I think kitchen people are the best people… period. I’ve never met people like them in other walks of life and have never related to non-cooks (we call you people “normies” or “civilians”) as well as with my kitchen kin… They just get me. In fact every single one of my best friends in this world has been, or are currently members of the culinary industry.
I figure something about working on a line all day long mutates us, makes us grow into a new species like the X-Men, except our powers are acute sarcasm and the ability to work without sleep. *laughs* seriously though, once you spend your time in the pit, you become one of the tribe and have a gang at your back. This fellowship extends to everyone and anyone.
You got personal problems you ‘wanna forget? Step right up and enter the kitchen! Don’t do so well in social situations? No problem, come on in! Weird facial ticks and a lazy eye? Right this way, we don’t care! Everyone in the kitchen is weird, so everyone is normal! This is not to say every cook is Quasimodo, but if he showed up at my back door I’d give him a shot in the dishpit and buy him a beer afterword. It’s just how this life is.
And if the daily stresses of the kitchen game are getting to you, your fellow cooks are there to get some hard-won advice and draw some strength from. Everyone in the kitchen is connected (mutants remember?) and feels each other’s anxiety almost as acutely as their own. Lean on them and learn from them, then do the same for the young guys ‘n gals after you’ve been around the kitchen a while.
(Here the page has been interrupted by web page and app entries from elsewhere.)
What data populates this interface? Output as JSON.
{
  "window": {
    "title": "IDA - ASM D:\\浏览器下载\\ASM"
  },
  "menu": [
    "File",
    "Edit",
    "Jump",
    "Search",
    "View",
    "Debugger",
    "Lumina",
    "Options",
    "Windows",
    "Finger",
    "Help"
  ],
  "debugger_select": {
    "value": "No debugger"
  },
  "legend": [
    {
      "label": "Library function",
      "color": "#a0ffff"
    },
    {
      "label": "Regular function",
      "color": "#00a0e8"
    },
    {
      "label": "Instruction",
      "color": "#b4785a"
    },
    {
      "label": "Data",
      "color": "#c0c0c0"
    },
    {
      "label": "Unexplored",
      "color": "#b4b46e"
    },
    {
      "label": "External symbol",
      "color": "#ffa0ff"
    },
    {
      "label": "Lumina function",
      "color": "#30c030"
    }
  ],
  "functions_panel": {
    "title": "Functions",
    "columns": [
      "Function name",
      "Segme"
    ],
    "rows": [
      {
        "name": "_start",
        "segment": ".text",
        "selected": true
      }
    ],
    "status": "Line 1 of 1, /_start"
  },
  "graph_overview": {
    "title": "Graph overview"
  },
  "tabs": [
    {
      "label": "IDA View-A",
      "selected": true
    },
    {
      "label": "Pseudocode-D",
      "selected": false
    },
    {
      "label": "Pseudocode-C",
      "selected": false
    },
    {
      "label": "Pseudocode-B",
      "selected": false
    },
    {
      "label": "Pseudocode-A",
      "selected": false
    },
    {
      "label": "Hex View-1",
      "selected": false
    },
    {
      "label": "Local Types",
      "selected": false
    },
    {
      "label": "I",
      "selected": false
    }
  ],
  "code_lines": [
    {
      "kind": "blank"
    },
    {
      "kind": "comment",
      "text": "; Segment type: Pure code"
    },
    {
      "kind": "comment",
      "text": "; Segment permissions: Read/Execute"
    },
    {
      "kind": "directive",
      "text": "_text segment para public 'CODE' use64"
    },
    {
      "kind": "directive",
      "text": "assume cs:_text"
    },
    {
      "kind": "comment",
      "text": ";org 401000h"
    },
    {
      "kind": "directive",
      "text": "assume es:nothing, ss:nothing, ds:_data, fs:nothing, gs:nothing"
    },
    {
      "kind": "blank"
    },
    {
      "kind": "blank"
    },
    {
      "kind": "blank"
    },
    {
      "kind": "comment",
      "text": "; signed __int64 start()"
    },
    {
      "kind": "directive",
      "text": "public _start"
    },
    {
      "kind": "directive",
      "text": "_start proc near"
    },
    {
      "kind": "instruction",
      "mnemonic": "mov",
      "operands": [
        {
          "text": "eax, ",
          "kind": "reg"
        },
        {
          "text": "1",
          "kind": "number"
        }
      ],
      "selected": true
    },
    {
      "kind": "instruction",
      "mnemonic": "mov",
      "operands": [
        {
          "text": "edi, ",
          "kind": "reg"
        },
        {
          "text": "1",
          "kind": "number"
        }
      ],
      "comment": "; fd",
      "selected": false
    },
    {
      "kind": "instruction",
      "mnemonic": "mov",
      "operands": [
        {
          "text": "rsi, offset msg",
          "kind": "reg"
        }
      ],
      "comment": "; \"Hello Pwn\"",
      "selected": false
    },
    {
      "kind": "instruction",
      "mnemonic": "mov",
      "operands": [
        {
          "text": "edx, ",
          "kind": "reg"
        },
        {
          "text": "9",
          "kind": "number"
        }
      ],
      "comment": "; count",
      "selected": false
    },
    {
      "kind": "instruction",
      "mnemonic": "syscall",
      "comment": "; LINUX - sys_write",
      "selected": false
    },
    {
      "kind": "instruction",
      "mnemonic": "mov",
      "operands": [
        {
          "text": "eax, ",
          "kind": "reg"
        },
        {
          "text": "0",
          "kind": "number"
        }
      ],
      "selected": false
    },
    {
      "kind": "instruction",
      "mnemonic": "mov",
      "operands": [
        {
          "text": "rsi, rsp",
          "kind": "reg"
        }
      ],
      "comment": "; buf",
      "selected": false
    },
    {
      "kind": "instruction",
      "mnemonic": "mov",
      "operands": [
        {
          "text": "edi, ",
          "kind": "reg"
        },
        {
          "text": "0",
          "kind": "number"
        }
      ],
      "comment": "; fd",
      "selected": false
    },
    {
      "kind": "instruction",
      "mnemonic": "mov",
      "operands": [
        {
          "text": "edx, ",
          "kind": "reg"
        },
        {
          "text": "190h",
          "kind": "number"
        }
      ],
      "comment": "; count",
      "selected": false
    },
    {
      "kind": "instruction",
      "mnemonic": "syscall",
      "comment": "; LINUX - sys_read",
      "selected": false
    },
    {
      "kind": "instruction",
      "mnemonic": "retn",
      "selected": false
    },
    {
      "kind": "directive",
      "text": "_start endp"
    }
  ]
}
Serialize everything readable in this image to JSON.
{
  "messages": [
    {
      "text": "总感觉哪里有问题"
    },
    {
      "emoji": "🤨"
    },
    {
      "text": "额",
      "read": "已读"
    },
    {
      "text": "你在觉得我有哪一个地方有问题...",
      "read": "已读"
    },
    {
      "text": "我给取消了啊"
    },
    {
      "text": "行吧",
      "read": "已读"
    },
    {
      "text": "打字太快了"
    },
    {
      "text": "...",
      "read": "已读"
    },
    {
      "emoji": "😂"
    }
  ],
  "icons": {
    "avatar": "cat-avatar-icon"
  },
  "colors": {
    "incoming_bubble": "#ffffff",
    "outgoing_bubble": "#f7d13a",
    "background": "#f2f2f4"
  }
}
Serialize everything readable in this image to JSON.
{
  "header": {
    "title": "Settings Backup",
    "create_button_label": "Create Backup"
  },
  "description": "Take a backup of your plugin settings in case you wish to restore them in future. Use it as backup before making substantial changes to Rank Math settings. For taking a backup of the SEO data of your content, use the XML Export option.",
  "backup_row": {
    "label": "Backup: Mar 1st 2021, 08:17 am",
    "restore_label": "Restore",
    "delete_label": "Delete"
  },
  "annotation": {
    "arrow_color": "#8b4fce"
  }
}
So, there is hope for that prep guy who wanted to go to culinary school after all! *laughs* That is, if he’s still listening to me after all this rambling. This game may not be “winnable” but it sure can be enjoyable if you stay focused on the process, keep engaging in a passionate way with the food, be mindful of the pain and most importantly love the people around you.